Signed as a 16 year-old amateur following the Second World War, Harry Leyland was one of several contenders for the aging Ted Sagar’s green jersey in the early-1950s.
He made his Everton debut in September 1951, shortly after the club’s relegation to the Second Division, and was able to supplant the veteran. However, Jimmy O’Neill was also a capable candidate to be Everton’s number one and for the next five years the two men vied for the chance to keep goal for Everton. It was a battle in which the Irishman always seemed to have the edge over Leyland, and having made just five appearances in the 1955/56 season, he left to join Blackburn Rovers that summer.
At Ewood Park chances were easier to come by and Leyland blossomed. In 1957/58 he won promotion with Blackburn and two years later was part of the team that reached the FA Cup Final. In 1961 he joined Tranmere Rovers and ended his competitive career with a stint as player-manager of Wigan Athletic, then a non-league team.

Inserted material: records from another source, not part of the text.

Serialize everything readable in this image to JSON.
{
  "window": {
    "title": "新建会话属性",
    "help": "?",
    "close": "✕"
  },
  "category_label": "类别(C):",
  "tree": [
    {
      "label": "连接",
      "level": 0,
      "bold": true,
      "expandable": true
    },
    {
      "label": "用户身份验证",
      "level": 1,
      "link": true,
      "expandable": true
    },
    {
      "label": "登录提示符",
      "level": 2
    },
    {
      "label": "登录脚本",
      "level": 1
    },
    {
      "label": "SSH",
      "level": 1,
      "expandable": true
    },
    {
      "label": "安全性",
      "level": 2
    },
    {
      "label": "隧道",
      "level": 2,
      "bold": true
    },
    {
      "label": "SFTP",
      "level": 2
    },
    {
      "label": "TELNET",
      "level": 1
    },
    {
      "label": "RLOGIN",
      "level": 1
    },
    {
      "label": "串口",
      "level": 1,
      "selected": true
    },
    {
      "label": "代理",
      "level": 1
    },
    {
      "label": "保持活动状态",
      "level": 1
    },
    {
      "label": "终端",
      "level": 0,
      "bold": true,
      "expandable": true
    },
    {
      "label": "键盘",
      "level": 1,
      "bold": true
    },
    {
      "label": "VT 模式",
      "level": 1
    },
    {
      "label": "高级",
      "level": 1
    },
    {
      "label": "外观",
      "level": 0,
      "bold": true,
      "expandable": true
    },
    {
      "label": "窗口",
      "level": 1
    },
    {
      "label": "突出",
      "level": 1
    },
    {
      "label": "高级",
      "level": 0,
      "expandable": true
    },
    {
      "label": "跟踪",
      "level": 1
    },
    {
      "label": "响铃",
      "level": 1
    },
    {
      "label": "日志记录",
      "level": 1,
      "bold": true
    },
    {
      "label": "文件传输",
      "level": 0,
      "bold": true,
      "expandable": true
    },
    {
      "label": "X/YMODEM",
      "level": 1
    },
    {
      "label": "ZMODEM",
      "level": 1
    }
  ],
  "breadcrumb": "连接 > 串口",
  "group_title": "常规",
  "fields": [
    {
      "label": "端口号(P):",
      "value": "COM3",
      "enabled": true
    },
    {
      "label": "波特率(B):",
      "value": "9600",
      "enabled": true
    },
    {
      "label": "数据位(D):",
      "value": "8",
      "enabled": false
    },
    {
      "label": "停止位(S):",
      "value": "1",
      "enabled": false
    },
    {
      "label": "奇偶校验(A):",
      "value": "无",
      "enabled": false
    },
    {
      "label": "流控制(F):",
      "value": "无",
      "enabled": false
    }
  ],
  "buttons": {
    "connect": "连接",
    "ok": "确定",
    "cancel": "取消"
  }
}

In common with Gordon West and England’s Gordon Banks, Leyland was a late convert to the goalkeeping position, but his outstanding bravery made him a natural to the position.